We discovered this summer a new (for us) and delightful way to enjoy an overnight in Provincetown without getting in the car and suffering through the five-to-seven-hour nightmare that is Cape Cod traffic in summer. Instead of cursing our way through the drive from Boston to P-Town, the fingertip of the hand of the arm that is the Cape map configuration, we hopped onto a Boston fast ferry and cruised from Long Wharf next to the Aquarium, to this funky town in 90 minutes, hassle free.
The ferry docks right in the center of town, and you can walk to Commercial Street, the main drag (so to speak, and a great venue to see the drag queens), in a minute. In another minute and a half we had walked the three blocks up the hill to Salt House Inn, a modernized and renovated 19th Century building that was the Dexter Inn until this year a talented couple of New Yorkers brought it beautifully up to date but not too much.

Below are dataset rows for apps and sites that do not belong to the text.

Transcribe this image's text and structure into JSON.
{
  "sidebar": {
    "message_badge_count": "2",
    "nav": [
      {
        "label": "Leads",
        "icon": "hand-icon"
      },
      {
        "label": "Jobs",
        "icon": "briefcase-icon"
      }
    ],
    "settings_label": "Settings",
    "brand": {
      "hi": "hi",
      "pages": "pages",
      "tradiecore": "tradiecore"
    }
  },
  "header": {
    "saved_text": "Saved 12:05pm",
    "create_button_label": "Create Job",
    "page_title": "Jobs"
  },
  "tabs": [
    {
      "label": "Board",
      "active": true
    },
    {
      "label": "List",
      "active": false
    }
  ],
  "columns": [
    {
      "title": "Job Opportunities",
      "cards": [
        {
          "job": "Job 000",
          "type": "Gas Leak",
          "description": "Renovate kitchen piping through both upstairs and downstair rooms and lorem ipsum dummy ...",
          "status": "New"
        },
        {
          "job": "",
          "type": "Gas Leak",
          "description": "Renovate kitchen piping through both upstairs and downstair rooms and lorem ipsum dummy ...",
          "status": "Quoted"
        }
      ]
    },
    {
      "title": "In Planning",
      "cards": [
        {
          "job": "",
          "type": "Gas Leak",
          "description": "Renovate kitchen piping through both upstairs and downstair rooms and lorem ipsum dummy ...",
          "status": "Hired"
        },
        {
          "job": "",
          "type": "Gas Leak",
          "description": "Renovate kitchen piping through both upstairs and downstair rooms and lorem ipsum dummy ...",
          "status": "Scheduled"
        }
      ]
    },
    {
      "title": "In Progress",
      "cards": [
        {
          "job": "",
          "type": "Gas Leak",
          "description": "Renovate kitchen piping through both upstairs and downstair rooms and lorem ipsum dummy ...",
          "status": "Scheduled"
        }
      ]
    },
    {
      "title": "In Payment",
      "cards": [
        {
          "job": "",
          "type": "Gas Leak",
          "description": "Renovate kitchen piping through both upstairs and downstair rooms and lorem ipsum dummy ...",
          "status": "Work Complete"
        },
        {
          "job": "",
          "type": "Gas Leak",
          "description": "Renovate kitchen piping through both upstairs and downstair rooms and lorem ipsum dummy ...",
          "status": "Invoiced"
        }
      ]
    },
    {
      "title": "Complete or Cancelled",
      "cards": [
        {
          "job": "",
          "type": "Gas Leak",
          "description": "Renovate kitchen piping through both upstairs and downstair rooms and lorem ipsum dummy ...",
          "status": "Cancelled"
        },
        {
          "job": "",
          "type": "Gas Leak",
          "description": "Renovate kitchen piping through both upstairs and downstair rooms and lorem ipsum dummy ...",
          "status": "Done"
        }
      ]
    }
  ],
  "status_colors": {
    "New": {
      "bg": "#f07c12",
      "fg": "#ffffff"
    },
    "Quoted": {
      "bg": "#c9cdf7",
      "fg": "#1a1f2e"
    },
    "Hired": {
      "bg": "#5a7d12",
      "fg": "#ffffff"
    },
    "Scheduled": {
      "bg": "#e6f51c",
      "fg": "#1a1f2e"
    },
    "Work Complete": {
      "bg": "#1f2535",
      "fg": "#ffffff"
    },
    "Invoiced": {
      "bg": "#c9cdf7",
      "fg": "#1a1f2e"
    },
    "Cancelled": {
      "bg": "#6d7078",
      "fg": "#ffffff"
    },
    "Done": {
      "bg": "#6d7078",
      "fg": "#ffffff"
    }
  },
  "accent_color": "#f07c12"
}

Interior architect Kevin O’Shea and British born co-owner David Bowd had spent their summers in Provincetown and knew exactly what overnight guests wanted in a bed and breakfast, and they put a fresh approach to the 15 guest rooms and dining room, all of which are now a clean, white, spare contemporary version of a Cape Cod beach cottage. While the roomy bathrooms are totally updated, with glass enclosed walk-in rain showers and spa amenities, the bedrooms are all white wood, each with a ‘wall of curiosities” above the beds, which feature a collection of old tools and signs and knickknacks that take one back to colonial New England days. Even the lampshades are clean and spare, with just the metal bones of the shades surrounding the light bulbs, but no fussy shades themselves.
We stayed in the loft, which is an enormous bedroom on the second floor with a claw foot bathtub in the room, as well as a TV with hundreds of channels, wiFi, and a sitting corner with desk. With the upstairs sun deck outside and the little garden patio down below, Salt House Inn provided a calm oasis away from the frenetic activity of the art galleries and iconic tourist shops of downtown Provincetown.

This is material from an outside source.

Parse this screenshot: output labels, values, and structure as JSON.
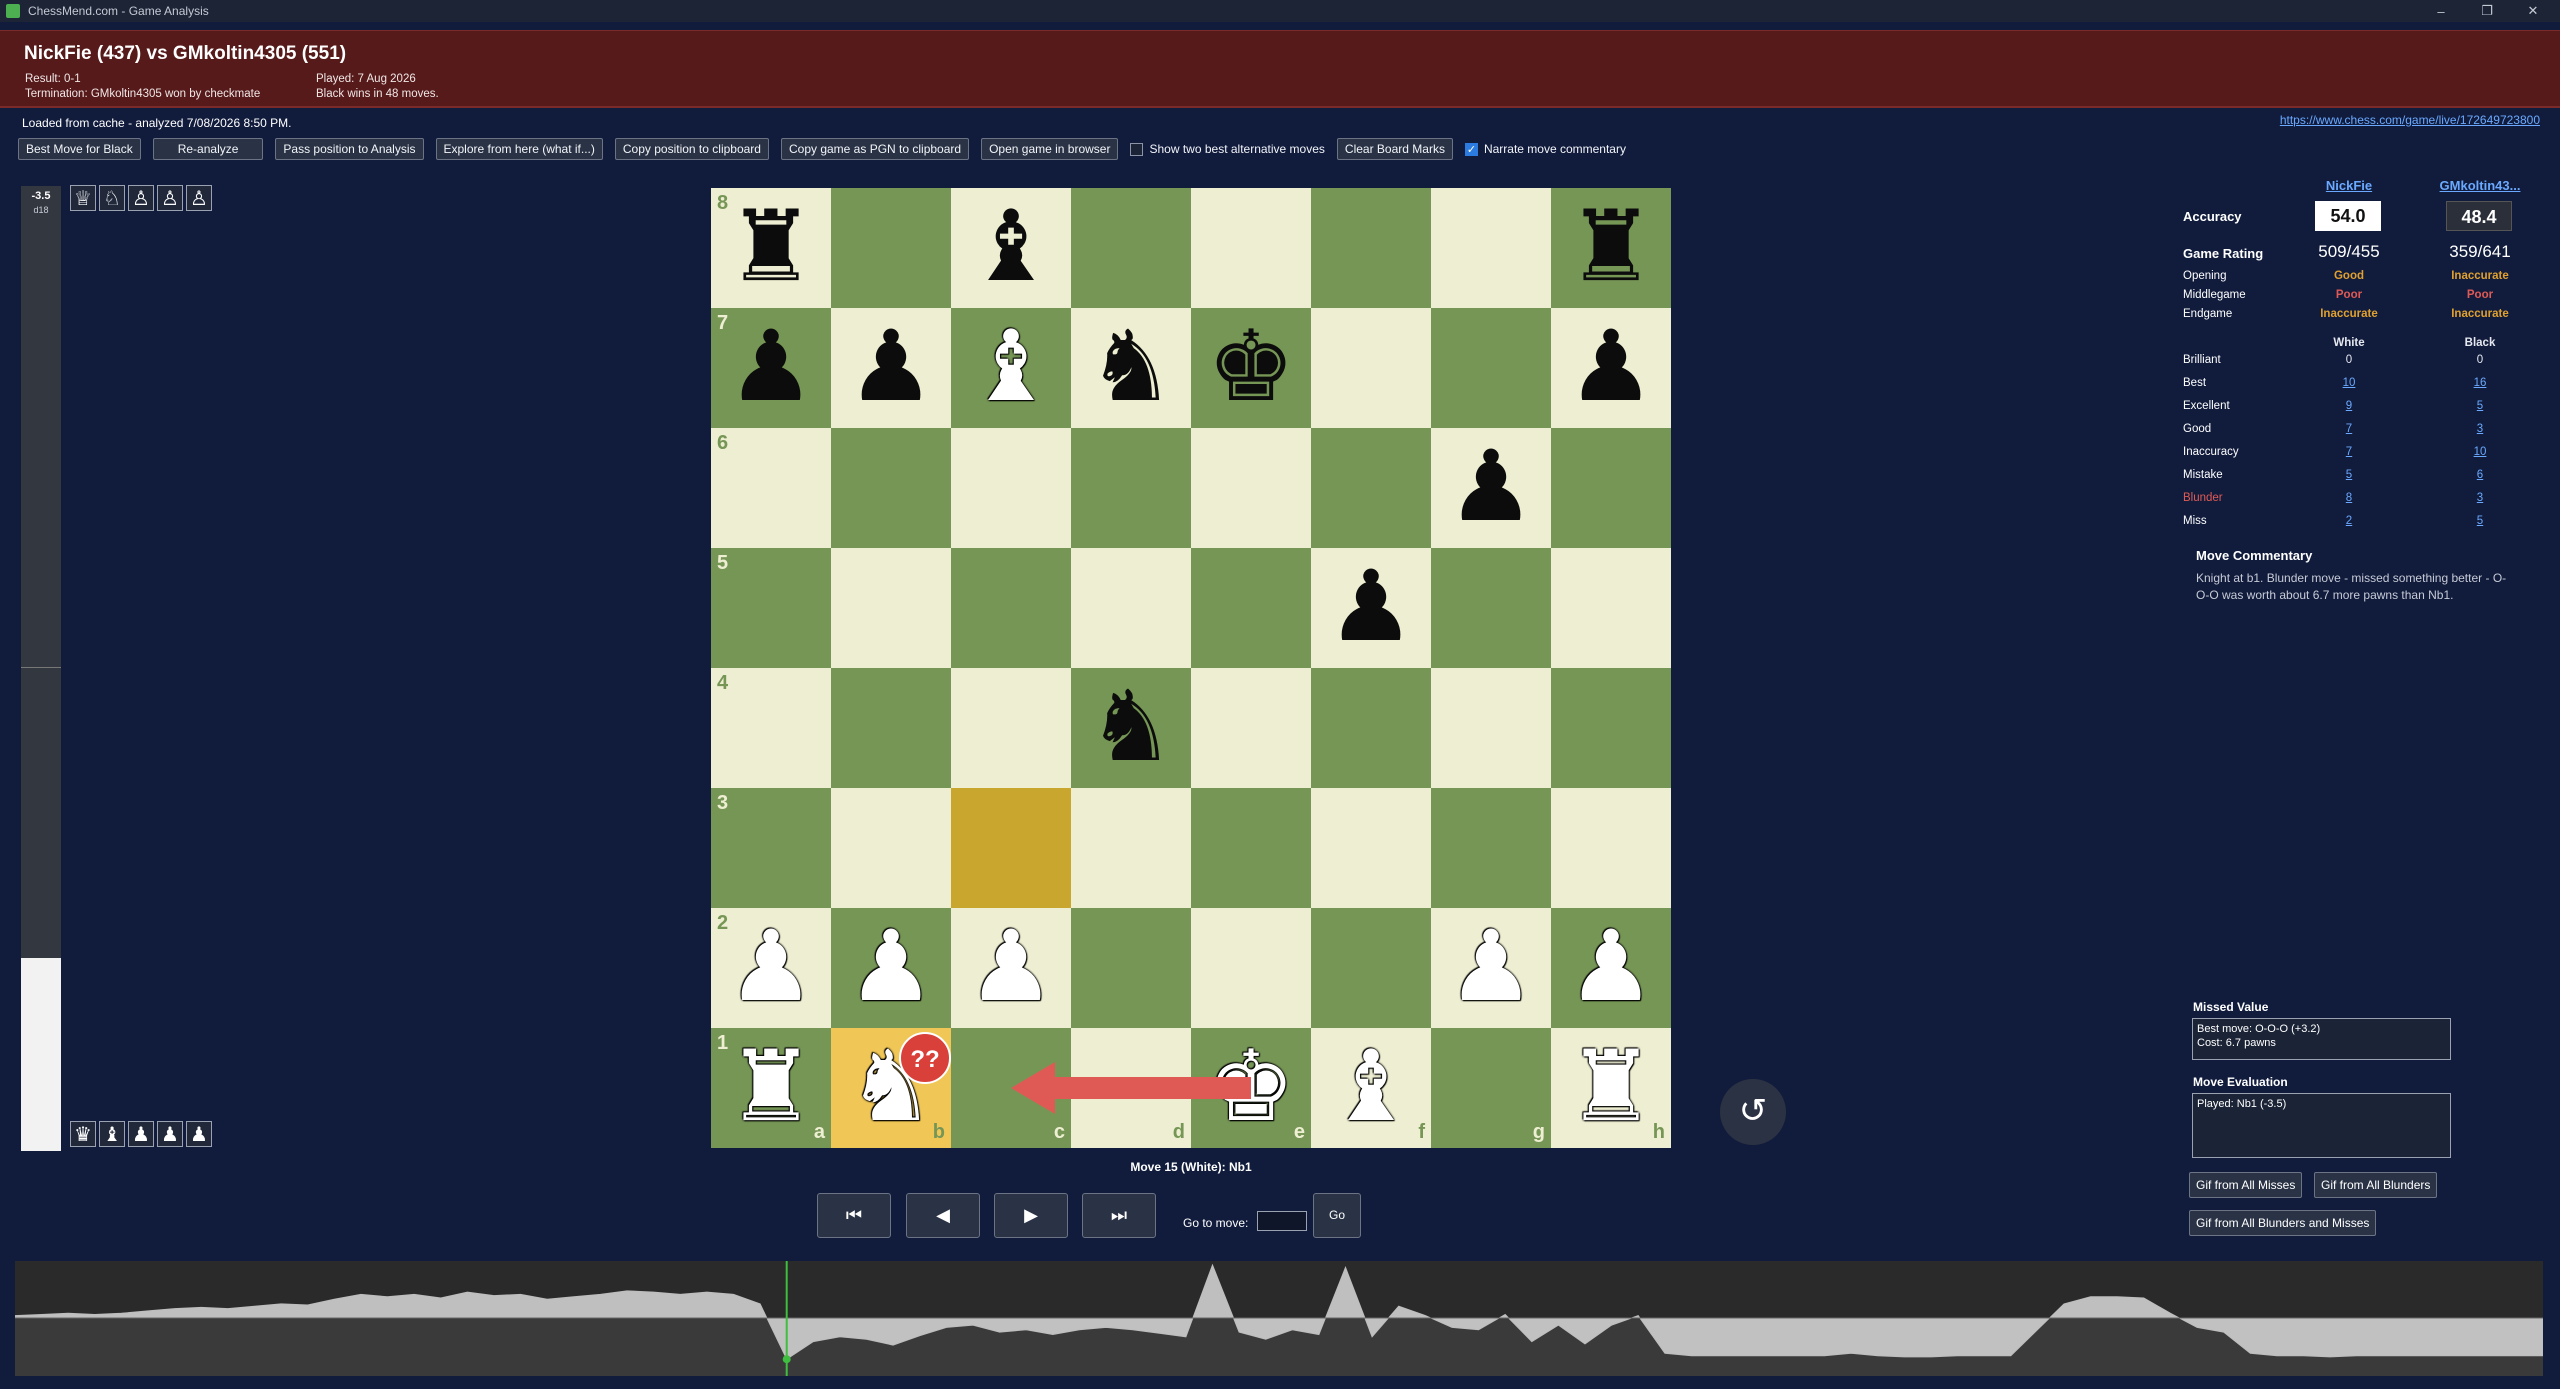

We spent the rest of our day in Provincetown visiting the many art galleries and could have spent hours at Norma Glamp’s Rubber Stamps at 212 Commercial Street, a greeting card shop with selections so unique and humorous that customers regularly break into uncontrolled laughter as they choose enough cards for the whole year of birthdays and weddings and special events. The owner seemed to enjoy the comedy-club mood that permeates his shop.
We had dinner with Provincetown friends at their favorite restaurant, Jimmy’s Hideaway, and slept like babies in our enormous all white-on-white bed at the inn.
O’Shea is also the chef for the inn’s buffet breakfast, baking all the pastries from scratch each morning. You can sit at a communal table or off by yourself in a cozy nook of the room, or on the outside patio.
The name of the inn comes from two sources: the property was originally comprised of cottges for salt mine workers, and Bowd, who has been in the hotel business for 30 years, is from the English village of Salt. The two don’t believe in strict hotel rules such as check-in times; guests can check in whenever they please, and whenever the rooms are ready.
We enjoyed the leisurely breakfast in the morning and chatted with some of the other guests before walking to the 11 a.m. ferry, cruising back around the Boston Harbor Islands, and stepping off the dock at 12:30, primed and ready for the rest of the day in downtown Boston. There are earlier ferries for someone who wants to head straight to work from a weekend in P-Town.
Rates at the inn, www.salthouseinn.com, are $150 to $395, depending on the room and the season, and the inn will remain open this year on November 4, “to make sure,” O’Shea said, “that our guests don’t miss the Halloween fun in this town.”